  12. ^ Hakala BE, White C, Recklies AD (1993). "Human cartilage gp-39, a major secretory product of articular chondrocytes and synovial cells, is a mammalian member of a chitinase protein family". The Journal of Biological Chemistry 268 (34): 25803–25810. PMID 8245017. 
  13. ^ Recklies AD, White C, Ling H (July 2002). "The chitinase 3-like protein human cartilage glycoprotein 39 (HC-gp39) stimulates proliferation of human connective-tissue cells and activates both extracellular signal-regulated kinase- and protein kinase B-mediated signalling pathways". The Biochemical Journal 365 (Pt 1): 119–26. doi:10.1042/BJ20020075. PMC 1222662. PMID 12071845. 

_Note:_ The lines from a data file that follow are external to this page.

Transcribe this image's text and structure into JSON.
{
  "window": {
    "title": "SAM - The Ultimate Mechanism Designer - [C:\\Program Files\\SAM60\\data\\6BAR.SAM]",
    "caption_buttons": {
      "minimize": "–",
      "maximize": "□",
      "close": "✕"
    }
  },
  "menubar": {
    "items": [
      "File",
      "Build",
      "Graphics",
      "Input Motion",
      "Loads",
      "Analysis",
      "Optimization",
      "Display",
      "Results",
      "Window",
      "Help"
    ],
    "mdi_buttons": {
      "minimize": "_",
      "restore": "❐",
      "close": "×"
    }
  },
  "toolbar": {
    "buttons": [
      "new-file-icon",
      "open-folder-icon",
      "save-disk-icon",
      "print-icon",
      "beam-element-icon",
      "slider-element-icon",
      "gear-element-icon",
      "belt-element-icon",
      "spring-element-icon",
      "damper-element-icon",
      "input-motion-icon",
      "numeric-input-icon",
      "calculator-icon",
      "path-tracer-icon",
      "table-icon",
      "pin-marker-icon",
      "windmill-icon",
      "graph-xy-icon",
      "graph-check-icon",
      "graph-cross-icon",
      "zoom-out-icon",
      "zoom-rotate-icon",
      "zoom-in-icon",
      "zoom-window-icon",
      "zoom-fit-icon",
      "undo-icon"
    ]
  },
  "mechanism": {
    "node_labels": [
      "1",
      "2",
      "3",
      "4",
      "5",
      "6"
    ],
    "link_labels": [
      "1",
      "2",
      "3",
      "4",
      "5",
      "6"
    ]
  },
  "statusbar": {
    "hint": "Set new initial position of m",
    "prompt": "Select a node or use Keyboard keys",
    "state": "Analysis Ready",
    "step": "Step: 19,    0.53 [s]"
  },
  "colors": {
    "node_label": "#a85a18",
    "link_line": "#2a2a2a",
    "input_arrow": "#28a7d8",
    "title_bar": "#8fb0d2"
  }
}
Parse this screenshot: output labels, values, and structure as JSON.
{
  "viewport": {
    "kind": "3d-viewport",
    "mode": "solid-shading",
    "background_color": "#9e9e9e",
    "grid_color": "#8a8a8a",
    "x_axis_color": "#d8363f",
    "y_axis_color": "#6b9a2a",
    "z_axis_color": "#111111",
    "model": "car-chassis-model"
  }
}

  14. ^ van Eijk M, van Roomen CPAA, Renkema GH, Bussink AP, Andrews L, Blommaart EFC, Sugar A, Verhoeven AJ, Boot RG, Aerts JMFG (2005). "Characterization of human phagocyte-derived chitotriosidase, a component of innate immunity". International Immunology 17 (11): 1505–1512. doi:10.1093/intimm/dxh328. PMID 16214810. 
  15. ^ Bierbaum S, Nickel R, Koch A, Lau S, Deichmann KA, Wahn U, Superti-Furga A, Heinzmann A (December 2005). "Polymorphisms and Haplotypes of Acid Mammalian Chitinase Are Associated with Bronchial Asthma". American Journal of Respiratory and Critical Care Medicine 172 (12): 1505–9. doi:10.1164/rccm.200506-890OC. PMC 2718453. PMID 16179638. 

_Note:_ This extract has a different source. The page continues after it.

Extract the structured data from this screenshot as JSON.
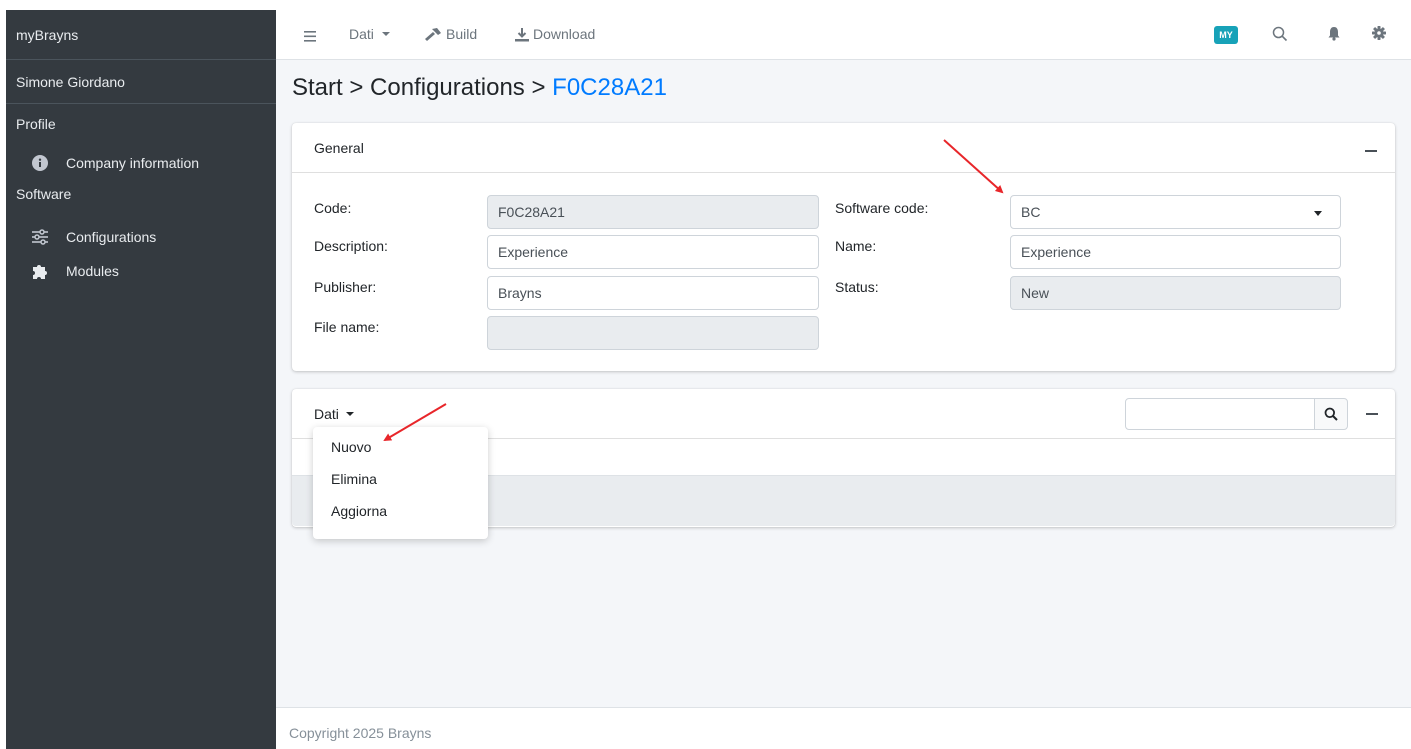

  16. ^ Zhao J, Zhu H, Wong CH, Leung KY, Wong WS (July 2005). "Increased lungkine and chitinase levels in allergic airway inflammation: a proteomics approach". Proteomics 5 (11): 2799–807. doi:10.1002/pmic.200401169. PMID 15996009. 
  17. ^ Elias JA, Homer RJ, Hamid Q, Lee CG (September 2005). "Chitinases and chitinase-like proteins in T(H)2 inflammation and asthma". The Journal of Allergy and Clinical Immunology 116 (3): 497–500. doi:10.1016/j.jaci.2005.06.028. PMID 16159614. 
  18. ^ Zhu Z, Zheng T, Homer RJ, Kim YK, Chen NY, Cohn L, Hamid Q, Elias JA (June 2004). "Acidic mammalian chitinase in asthmatic Th2 inflammation and IL-13 pathway activation". Science 304 (5677): 1678–82. doi:10.1126/science.1095336. PMID 15192232. 
  19. ^ Chupp GL, Lee CG, Jarjour N, Shim YM, Holm CT, He S, Dziura JD, Reed J, Coyle AJ, Kiener P, Cullen M, Grandsaigne M, Dombret MC, Aubier M, Pretolani M, Elias JA (2005). "A Chitinase-like Protein in the Lung and Circulation of Patients with Severe Asthma". The New England Journal of Medicine 357 (20): 2016–2027. doi:10.1056/NEJMoa073600. PMID 18003958. 
  20. ^ Maizels RM (December 2005). "Infections and allergy — helminths, hygiene and host immune regulation". Current Opinion in Immunology 17 (6): 656–61. doi:10.1016/j.coi.2005.09.001. PMID 16202576. 
  21. ^ Hunter MM, McKay DM (January 2004). "Review article: helminths as therapeutic agents for inflammatory bowel disease". Alimentary Pharmacology & Therapeutics 19 (2): 167–77. doi:10.1111/j.0269-2813.2004.01803.x. PMID 14723608. 
  22. ^ Palmas C, Gabriele F, Conchedda M, Bortoletti G, Ecca AR (June 2003). "Causality or coincidence: may the slow disappearance of helminths be responsible for the imbalances in immune control mechanisms?". Journal of Helminthology 77 (2): 147–53. doi:10.1079/JOH2003176. PMID 12756068. 
  23. ^ Feingold BF (March 1975). "Food additives in clinical medicine". International Journal of Dermatology 14 (2): 112–4. doi:10.1111/j.1365-4362.1975.tb01426.x. PMID 1123257. 

External links[edit]